[Start of Attachment]

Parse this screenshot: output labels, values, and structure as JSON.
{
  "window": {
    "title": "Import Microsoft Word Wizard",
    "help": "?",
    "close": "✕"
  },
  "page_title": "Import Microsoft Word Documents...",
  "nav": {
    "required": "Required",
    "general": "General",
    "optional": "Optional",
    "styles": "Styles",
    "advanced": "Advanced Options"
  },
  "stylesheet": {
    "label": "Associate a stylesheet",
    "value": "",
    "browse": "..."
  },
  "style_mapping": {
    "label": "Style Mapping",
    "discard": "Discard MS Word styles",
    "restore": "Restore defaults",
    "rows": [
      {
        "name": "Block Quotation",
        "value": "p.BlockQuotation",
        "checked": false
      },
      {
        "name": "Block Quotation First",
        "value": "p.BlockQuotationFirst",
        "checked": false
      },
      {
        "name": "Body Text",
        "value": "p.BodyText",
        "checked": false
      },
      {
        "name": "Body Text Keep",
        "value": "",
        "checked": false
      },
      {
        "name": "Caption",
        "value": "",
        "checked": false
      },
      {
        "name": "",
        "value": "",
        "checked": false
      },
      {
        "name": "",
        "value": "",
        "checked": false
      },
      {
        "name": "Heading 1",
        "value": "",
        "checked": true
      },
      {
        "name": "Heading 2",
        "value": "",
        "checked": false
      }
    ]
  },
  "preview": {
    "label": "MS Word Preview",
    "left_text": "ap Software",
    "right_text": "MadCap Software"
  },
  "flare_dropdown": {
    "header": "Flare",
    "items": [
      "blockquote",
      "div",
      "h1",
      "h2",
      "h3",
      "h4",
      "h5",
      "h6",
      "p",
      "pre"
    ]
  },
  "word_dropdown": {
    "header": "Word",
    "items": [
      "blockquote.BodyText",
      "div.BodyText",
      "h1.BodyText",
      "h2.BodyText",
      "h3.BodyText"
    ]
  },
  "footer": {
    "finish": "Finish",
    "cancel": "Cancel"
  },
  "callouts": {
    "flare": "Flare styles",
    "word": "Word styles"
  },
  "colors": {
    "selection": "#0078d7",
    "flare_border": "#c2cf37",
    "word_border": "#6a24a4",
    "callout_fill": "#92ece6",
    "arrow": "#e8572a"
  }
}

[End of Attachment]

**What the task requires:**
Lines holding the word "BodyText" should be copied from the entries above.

**Solution:**
        "value": "p.BodyText",
      "blockquote.BodyText",
      "div.BodyText",
      "h1.BodyText",
      "h2.BodyText",
      "h3.BodyText"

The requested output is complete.